Obesity rates continue to soar among children in the United States, with the most severe cases affecting those below aged 5. The culprit behind this alarming health issue? Junk food.
Previous reports claimed that childhood obesity has either declined or reached a plateau when actually, it's the complete opposite. It's growing even worse, as reflected by a new analysis of data from the Centers for Disease Control and Prevention's National Health and Nutrition Examination Survey.
The NHANES is among the federal government's main methods of measuring the state of childhood obesity in the country, and according to a team from Duke University, results for the past four decades have not shown any signs of improvement at all.
Instead, what they found is a significant rise in the number of severe obesity cases in very young children aged 2 to 5. Such trend began in the 2013-2014 cycle and persisted throughout the present.
In a paper published last Monday on the American Academy of Pediatrics News & Journals Gateway, the team reports that almost 50 percent of teenagers aged 16 to 19 are struggling with obesity.
That, however, is just a tip of the iceberg because what's even more distressing is that 26 percent of children aged 2 to 5 are overweight and 15 percent are already obese at such a young age.
Besides the lack of physical activity, health experts all agree on one thing: childhood obesity has become a bigger problem as junk food culture became the norm.
How Junk Food Advertising Impacts Childhood Obesity
Nowadays, children aged 8 to 18 have grown receptive to different kinds of media that they are capable of engaging in simultaneously. Because of this, they are less interested in any other activity besides watching television shows and playing computer games.
On average, an American child spends a total of 44.5 hours in front of these screens. That equates to 44.5 hours of exposure to junk food advertising, which the American Psychological Association describes as "exploitative."
"Children have a remarkable ability to recall content from the ads to which they have been exposed. Product preference has been shown to occur with as little as single commercial exposure and to strengthen with repeated exposures," explains the APA in a statement.
Besides obesity, the organization notes that such form of advertising promotes unhealthy weight control behaviors, which are carried through adolescence. This includes skipping meals, eating too little, and inappropriate usage of diet pills.
Not only do these practices bring on illness over time, but they also cause serious emotional problems such as depression, eating disorders, and low self-esteem.
The Solution To The Childhood Obesity Epidemic
To put an end to this worsening health issue, Boston Children's Hospital pediatric endocrinologist and researcher David Ludwig is calling for a stronger strategy in fighting childhood obesity.
"We haven't generated a truly systematic or comprehensive approach across society that addresses all drivers of childhood obesity — poor diet, a lack of physical activity, and a healthy food supply that will encourage everyone to eat well," he writes in an editorial.

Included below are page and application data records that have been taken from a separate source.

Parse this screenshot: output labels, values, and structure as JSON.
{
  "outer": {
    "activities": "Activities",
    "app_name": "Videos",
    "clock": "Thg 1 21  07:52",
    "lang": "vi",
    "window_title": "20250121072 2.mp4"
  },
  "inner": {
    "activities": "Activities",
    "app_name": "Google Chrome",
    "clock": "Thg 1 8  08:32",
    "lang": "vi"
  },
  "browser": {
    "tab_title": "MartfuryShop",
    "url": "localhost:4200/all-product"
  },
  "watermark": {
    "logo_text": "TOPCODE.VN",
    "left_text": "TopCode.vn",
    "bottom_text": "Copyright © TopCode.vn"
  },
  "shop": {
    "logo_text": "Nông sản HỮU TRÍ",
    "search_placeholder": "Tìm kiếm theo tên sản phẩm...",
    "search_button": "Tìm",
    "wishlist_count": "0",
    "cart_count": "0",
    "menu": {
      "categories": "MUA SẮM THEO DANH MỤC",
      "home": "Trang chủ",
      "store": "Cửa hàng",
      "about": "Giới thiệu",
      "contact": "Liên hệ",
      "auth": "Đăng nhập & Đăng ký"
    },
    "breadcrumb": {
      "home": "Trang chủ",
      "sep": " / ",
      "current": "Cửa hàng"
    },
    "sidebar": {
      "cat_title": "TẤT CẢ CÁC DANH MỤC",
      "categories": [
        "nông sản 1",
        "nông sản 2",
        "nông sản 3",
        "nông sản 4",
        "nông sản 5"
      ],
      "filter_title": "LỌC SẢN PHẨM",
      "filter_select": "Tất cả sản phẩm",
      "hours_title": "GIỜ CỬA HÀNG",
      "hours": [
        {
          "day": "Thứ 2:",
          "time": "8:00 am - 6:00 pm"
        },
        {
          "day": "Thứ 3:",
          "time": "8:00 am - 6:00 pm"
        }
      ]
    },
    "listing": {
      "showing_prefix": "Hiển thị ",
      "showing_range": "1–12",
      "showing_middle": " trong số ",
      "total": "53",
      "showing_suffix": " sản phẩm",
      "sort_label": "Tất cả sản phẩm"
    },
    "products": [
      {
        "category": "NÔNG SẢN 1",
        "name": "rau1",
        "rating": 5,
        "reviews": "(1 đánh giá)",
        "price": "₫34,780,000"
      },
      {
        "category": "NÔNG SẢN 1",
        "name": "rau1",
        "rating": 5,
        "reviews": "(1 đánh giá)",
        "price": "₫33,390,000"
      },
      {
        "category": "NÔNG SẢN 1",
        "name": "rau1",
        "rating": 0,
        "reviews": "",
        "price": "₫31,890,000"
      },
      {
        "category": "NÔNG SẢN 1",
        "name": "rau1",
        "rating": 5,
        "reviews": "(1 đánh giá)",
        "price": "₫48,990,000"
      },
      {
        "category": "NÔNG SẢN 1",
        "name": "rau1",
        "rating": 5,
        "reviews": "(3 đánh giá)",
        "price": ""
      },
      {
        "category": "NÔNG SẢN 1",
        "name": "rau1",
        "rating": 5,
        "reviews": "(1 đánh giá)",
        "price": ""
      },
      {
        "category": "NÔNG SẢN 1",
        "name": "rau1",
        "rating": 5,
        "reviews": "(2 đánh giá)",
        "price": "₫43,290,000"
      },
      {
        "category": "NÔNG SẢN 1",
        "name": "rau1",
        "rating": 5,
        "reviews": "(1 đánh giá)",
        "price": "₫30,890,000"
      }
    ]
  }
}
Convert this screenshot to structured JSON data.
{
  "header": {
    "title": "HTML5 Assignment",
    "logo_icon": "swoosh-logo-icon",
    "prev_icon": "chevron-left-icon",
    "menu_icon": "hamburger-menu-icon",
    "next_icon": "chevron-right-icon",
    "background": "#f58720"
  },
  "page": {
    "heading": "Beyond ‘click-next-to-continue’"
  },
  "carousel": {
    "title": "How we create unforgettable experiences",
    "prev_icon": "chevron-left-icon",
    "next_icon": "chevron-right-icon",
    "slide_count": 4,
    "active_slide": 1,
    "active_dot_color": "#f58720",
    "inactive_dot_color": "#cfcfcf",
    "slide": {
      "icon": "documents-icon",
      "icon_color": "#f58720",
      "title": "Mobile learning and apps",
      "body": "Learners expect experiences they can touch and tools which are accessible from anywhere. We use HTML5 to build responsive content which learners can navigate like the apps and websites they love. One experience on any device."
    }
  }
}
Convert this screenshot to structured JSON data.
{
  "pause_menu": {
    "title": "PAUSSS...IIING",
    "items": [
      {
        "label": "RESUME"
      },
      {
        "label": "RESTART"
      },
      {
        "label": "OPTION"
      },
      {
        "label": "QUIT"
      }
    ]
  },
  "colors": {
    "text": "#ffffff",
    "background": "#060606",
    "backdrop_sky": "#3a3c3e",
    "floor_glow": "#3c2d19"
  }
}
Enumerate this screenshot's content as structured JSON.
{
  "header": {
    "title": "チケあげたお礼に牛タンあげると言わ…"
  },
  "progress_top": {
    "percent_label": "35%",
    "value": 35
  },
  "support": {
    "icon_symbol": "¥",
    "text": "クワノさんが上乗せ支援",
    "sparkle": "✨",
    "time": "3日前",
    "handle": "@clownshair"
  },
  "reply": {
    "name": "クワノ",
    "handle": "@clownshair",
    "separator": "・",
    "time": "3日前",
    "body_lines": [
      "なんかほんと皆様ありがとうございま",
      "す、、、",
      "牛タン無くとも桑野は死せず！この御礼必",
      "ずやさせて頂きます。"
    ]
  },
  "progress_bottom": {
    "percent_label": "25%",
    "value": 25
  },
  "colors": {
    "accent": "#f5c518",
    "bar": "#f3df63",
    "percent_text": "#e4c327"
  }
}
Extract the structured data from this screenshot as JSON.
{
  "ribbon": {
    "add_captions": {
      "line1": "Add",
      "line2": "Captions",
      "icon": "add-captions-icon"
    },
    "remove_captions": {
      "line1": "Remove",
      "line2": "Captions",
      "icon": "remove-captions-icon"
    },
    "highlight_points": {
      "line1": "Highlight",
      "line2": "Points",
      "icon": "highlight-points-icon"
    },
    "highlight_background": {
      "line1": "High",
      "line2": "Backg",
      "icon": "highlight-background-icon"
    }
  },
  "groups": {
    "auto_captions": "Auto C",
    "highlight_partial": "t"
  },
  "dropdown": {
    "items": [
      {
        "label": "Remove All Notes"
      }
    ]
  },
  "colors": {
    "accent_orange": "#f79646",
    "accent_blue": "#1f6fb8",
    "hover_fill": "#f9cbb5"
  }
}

To date, childhood obesity is among the top health-related priorities of the Trump administration. The presidential budget for 2018 promises federal funding for the advocacy of healthy eating and regular exercise, which includes the creation of America's Health Block Grant that would allow states to launch their own health programs.